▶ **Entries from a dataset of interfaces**
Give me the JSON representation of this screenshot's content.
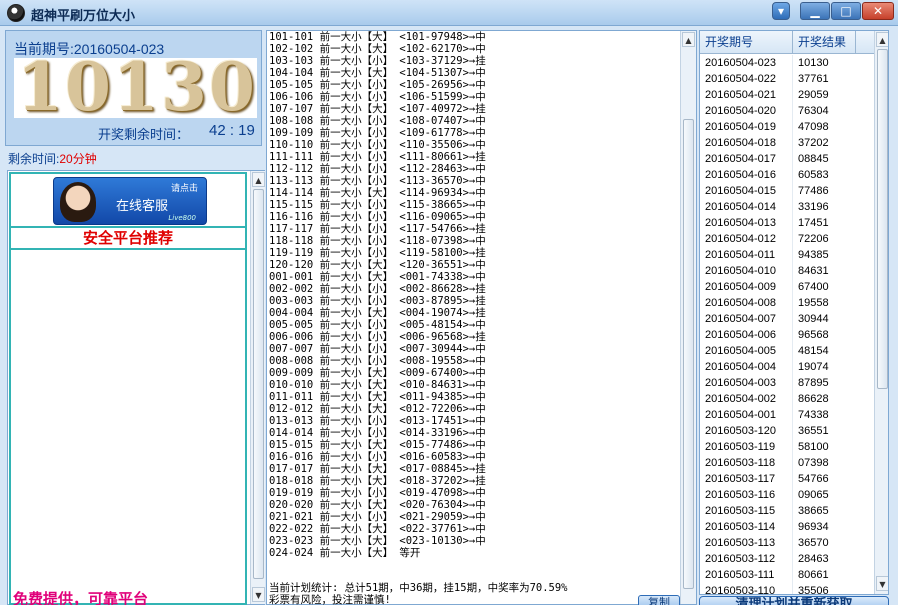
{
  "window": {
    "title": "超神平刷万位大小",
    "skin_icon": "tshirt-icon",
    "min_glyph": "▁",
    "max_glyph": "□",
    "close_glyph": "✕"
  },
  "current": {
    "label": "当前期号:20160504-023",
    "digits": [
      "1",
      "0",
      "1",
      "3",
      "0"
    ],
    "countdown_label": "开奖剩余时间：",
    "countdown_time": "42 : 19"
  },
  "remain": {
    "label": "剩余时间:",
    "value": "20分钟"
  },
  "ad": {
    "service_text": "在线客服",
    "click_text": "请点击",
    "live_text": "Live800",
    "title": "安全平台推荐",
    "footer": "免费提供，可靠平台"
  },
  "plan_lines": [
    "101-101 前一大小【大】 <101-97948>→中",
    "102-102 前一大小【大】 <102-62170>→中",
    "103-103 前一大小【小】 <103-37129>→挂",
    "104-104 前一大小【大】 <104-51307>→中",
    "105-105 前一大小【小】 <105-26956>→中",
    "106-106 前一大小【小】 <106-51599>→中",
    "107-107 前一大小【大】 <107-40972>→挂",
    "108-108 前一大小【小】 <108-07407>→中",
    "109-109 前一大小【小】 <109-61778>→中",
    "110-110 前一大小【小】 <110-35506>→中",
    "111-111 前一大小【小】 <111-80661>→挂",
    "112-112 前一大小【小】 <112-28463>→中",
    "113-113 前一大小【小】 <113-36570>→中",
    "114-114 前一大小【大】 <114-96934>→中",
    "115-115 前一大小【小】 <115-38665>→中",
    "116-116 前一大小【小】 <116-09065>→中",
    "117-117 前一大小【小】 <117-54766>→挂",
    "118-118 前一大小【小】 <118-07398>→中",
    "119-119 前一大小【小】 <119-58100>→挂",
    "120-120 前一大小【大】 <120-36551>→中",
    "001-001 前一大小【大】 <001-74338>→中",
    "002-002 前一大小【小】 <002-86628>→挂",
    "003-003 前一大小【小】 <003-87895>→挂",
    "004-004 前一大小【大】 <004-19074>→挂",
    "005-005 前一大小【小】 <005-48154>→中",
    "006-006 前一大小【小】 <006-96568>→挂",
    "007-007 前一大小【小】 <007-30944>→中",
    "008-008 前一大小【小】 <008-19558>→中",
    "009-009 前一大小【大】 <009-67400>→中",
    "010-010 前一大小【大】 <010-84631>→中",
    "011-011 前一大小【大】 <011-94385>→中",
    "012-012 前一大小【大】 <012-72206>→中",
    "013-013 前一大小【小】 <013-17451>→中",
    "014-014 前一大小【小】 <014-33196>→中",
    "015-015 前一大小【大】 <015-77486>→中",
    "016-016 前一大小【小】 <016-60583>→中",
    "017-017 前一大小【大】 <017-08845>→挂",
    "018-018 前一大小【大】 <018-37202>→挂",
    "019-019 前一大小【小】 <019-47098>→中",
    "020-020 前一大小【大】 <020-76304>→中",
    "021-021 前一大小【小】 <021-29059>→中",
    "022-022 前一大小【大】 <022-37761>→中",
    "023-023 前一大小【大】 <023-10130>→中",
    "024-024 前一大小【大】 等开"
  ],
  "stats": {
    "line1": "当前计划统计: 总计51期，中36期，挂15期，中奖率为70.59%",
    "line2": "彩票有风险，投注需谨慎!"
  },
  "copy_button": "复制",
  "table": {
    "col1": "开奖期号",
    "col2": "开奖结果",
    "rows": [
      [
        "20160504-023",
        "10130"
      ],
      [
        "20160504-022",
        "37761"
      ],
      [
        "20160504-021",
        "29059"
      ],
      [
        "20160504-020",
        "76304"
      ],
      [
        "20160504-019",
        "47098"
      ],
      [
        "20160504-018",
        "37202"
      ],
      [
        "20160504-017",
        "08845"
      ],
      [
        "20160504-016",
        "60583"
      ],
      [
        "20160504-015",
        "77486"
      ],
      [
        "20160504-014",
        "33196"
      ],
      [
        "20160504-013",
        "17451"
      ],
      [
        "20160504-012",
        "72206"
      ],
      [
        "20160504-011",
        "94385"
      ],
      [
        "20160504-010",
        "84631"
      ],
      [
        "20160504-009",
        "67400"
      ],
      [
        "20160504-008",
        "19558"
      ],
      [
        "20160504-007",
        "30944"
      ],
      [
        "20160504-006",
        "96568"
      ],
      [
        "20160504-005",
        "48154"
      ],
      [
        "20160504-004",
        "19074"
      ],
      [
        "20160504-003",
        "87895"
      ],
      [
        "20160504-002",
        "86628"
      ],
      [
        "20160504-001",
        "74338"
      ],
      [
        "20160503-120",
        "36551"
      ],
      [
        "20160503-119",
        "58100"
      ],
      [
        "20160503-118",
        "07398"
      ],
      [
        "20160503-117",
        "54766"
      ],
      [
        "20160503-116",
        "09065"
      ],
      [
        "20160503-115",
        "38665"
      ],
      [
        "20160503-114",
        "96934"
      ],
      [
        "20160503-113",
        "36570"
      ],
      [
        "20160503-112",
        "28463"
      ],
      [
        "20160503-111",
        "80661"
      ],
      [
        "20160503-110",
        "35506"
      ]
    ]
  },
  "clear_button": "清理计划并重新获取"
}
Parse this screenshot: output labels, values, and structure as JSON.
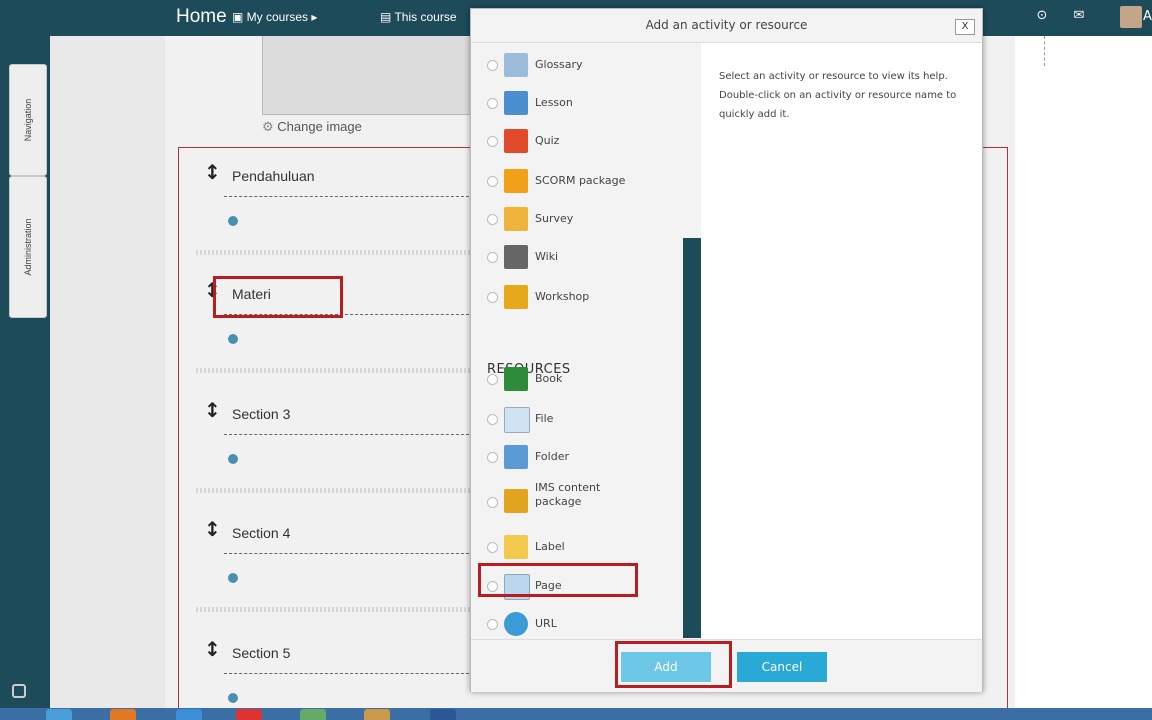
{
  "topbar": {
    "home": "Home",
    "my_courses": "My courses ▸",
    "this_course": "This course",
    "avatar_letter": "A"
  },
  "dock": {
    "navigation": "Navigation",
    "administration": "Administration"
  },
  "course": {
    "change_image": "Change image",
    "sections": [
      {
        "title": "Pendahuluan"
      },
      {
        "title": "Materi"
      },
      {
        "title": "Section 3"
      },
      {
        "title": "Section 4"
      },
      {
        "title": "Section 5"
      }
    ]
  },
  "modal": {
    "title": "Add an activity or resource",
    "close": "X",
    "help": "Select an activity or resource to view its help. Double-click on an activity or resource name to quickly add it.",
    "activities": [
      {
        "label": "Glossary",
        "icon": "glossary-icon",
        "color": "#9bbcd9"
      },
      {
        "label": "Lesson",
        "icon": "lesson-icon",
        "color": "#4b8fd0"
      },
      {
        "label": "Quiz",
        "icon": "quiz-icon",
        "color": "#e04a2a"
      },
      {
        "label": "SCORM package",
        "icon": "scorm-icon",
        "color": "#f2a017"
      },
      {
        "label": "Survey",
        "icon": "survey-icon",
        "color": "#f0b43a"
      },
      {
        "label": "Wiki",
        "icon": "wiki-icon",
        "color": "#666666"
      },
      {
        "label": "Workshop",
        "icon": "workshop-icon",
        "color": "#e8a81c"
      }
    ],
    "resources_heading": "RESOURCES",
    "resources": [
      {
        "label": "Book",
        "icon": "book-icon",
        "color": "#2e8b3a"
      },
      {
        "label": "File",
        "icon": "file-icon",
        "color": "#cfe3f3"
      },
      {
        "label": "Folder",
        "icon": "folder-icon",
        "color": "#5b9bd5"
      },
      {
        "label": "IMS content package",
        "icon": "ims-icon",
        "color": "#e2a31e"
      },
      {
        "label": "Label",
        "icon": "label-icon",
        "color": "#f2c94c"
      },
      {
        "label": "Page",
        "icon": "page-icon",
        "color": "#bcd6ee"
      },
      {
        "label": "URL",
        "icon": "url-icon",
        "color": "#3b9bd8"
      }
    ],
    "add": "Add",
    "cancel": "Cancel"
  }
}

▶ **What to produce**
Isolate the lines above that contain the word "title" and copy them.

▶ **Answer box**
    "title": "超神平刷万位大小",
    "title": "安全平台推荐",
        "title": "Pendahuluan"
        "title": "Materi"
        "title": "Section 3"
        "title": "Section 4"
        "title": "Section 5"
    "title": "Add an activity or resource",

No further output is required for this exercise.